Good times for Stephen Emmerson’s Family Portraits which is if p then q’s first venture into hardback books.
Emmerson is criminally underrated, he should be seen as a major, pioneering figure of the British avant garde and his work from publisher If P Then Q furthers that reputation. It’s a gesture in a book, an austere refusal of the indulgent lyric.
MORE at 3am
Family Portraits is HERE
Family Portraits is a drone work, a monotone symphony. Each movement contains one note, the same note; that creamy hue of the page and that non-taste of the lactose pill are an ambience that immerses you.
More HERE in the new issue of Junction Box
Get the book HERE
For Pester, this relationship ‘opened up new opportunities for publishing poetry as live performance scores, which maintained the trace of the live utterance. Maintaining the playfulness of live performance was an important part of publishing my first book with If P Then Q.’
The shape of the poem on the page and aural shape of the poem in my voice relate to each other in a not necessarily harmonious or analogous way, but they have to set each other off, nervously.
An interview with Holly Pester, as well as a review by Sally-Shakti Willow of Holly’s Hoofs is available HERE
Holly will read from Hoofs and be in conversation with if p then q editor James Davies at Reading and Being Read along with a number of other interesting events other events Saturday 12th November in Manchester’s Central Library. More HERE or see previous blog posts.
After The Reading and Being Read event at Manchester Central Library on 12th November 11am-4pm (featuring Holly Pester and Michelle Green readings, talks by if p then q and Comma, and object making workshop with Tom Jenks). More HERE

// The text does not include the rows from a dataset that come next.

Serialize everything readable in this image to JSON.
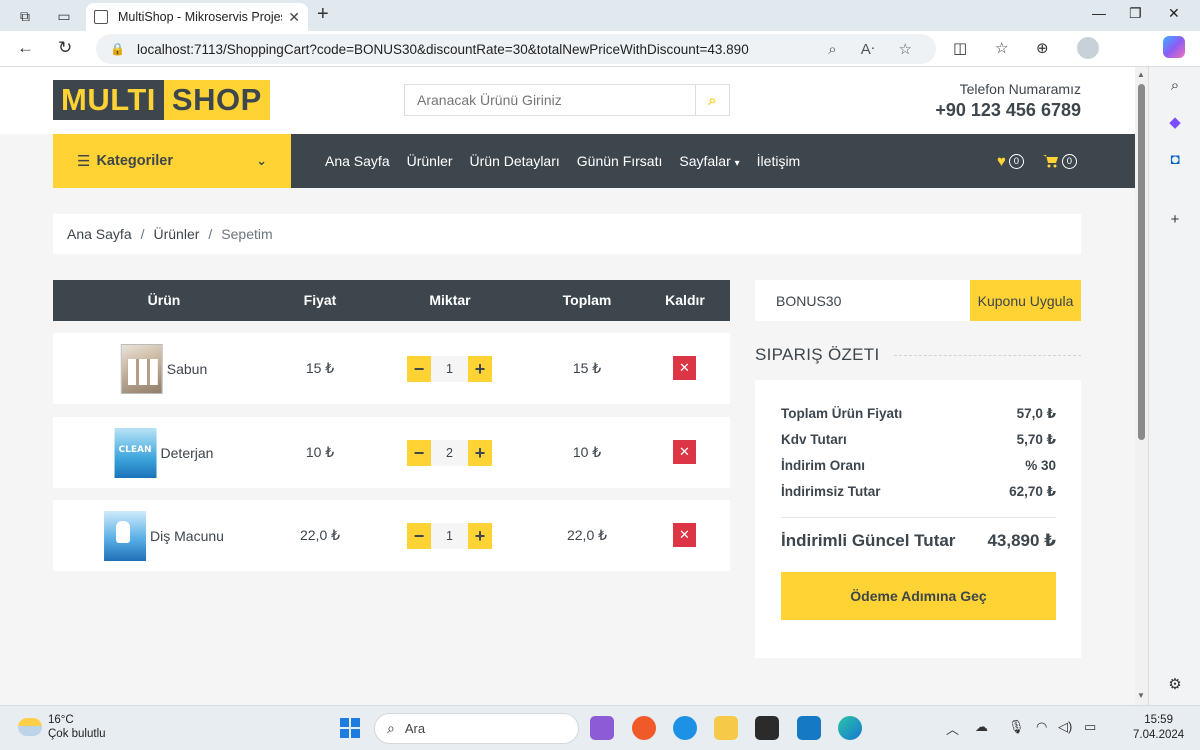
{
  "browser": {
    "tab_title": "MultiShop - Mikroservis Projesi",
    "url": "localhost:7113/ShoppingCart?code=BONUS30&discountRate=30&totalNewPriceWithDiscount=43.890"
  },
  "header": {
    "logo_part1": "MULTI",
    "logo_part2": "SHOP",
    "search_placeholder": "Aranacak Ürünü Giriniz",
    "phone_label": "Telefon Numaramız",
    "phone_number": "+90 123 456 6789"
  },
  "nav": {
    "categories_label": "Kategoriler",
    "links": [
      "Ana Sayfa",
      "Ürünler",
      "Ürün Detayları",
      "Günün Fırsatı",
      "Sayfalar",
      "İletişim"
    ],
    "wishlist_count": "0",
    "cart_count": "0"
  },
  "breadcrumb": {
    "items": [
      "Ana Sayfa",
      "Ürünler",
      "Sepetim"
    ]
  },
  "cart": {
    "headers": [
      "Ürün",
      "Fiyat",
      "Miktar",
      "Toplam",
      "Kaldır"
    ],
    "rows": [
      {
        "name": "Sabun",
        "price": "15 ₺",
        "qty": "1",
        "total": "15 ₺"
      },
      {
        "name": "Deterjan",
        "price": "10 ₺",
        "qty": "2",
        "total": "10 ₺"
      },
      {
        "name": "Diş Macunu",
        "price": "22,0 ₺",
        "qty": "1",
        "total": "22,0 ₺"
      }
    ]
  },
  "coupon": {
    "code": "BONUS30",
    "button": "Kuponu Uygula"
  },
  "summary": {
    "title": "SIPARIŞ ÖZETI",
    "lines": [
      {
        "label": "Toplam Ürün Fiyatı",
        "value": "57,0 ₺"
      },
      {
        "label": "Kdv Tutarı",
        "value": "5,70 ₺"
      },
      {
        "label": "İndirim Oranı",
        "value": "% 30"
      },
      {
        "label": "İndirimsiz Tutar",
        "value": "62,70 ₺"
      }
    ],
    "total_label": "İndirimli Güncel Tutar",
    "total_value": "43,890 ₺",
    "checkout_button": "Ödeme Adımına Geç"
  },
  "taskbar": {
    "temperature": "16°C",
    "weather": "Çok bulutlu",
    "search_placeholder": "Ara",
    "time": "15:59",
    "date": "7.04.2024"
  }
}
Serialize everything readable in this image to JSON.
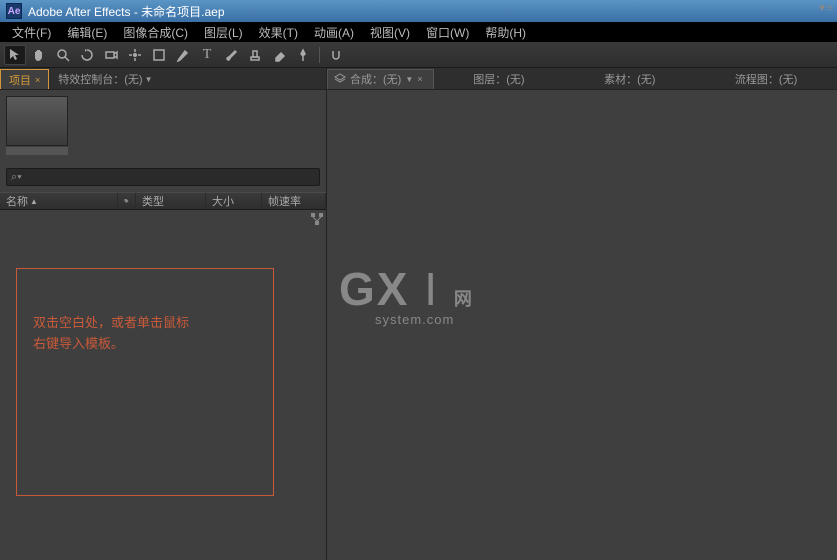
{
  "app": {
    "logo_text": "Ae",
    "title": "Adobe After Effects - 未命名项目.aep"
  },
  "menu": {
    "file": "文件(F)",
    "edit": "编辑(E)",
    "composition": "图像合成(C)",
    "layer": "图层(L)",
    "effect": "效果(T)",
    "animation": "动画(A)",
    "view": "视图(V)",
    "window": "窗口(W)",
    "help": "帮助(H)"
  },
  "left_tabs": {
    "project": "项目",
    "project_close": "×",
    "effect_controls": "特效控制台：(无)"
  },
  "search": {
    "icon": "⌕▾"
  },
  "columns": {
    "name": "名称",
    "type": "类型",
    "size": "大小",
    "rate": "帧速率",
    "sort": "▲"
  },
  "hint": {
    "line1": "双击空白处，或者单击鼠标",
    "line2": "右键导入模板。"
  },
  "viewer_tabs": {
    "composition": "合成：(无)",
    "layer": "图层：(无)",
    "footage": "素材：(无)",
    "flowchart": "流程图：(无)"
  },
  "watermark": {
    "main": "GX",
    "pipe": "I",
    "net": "网",
    "sub": "system.com"
  }
}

Peter Barlow’s Cigarette, 4.30-6.30 at Waterstones, Deansgate, Manchester. This is a free event and features readings by Stuart Calton, Pansy Maurer-Alvarez, Katherine Horrex, Fokkina McDonnell
More – https://www.facebook.com/events/569451393237996/
‘For me, writing, performing, organising and publishing are all part of the same thing. They’re all underpinned by the same belief in a particular type of writing, which I’d imperfectly describe as innovative or experimental. They’re all skins of the same big onion.’
More interview HERE
Tom Jenks is interviewed by the Contemporary Small Press about his upcoming workshop at Manchester Central Library on November 12th, which also includes talks by if p then q and Comma Press, and readings by Holly Pester and Michelle Green.
CSP: The title of your press, If P Then Q, is both a mathematical and a grammatical proposition. What does it mean to you in terms of the poetry that you publish?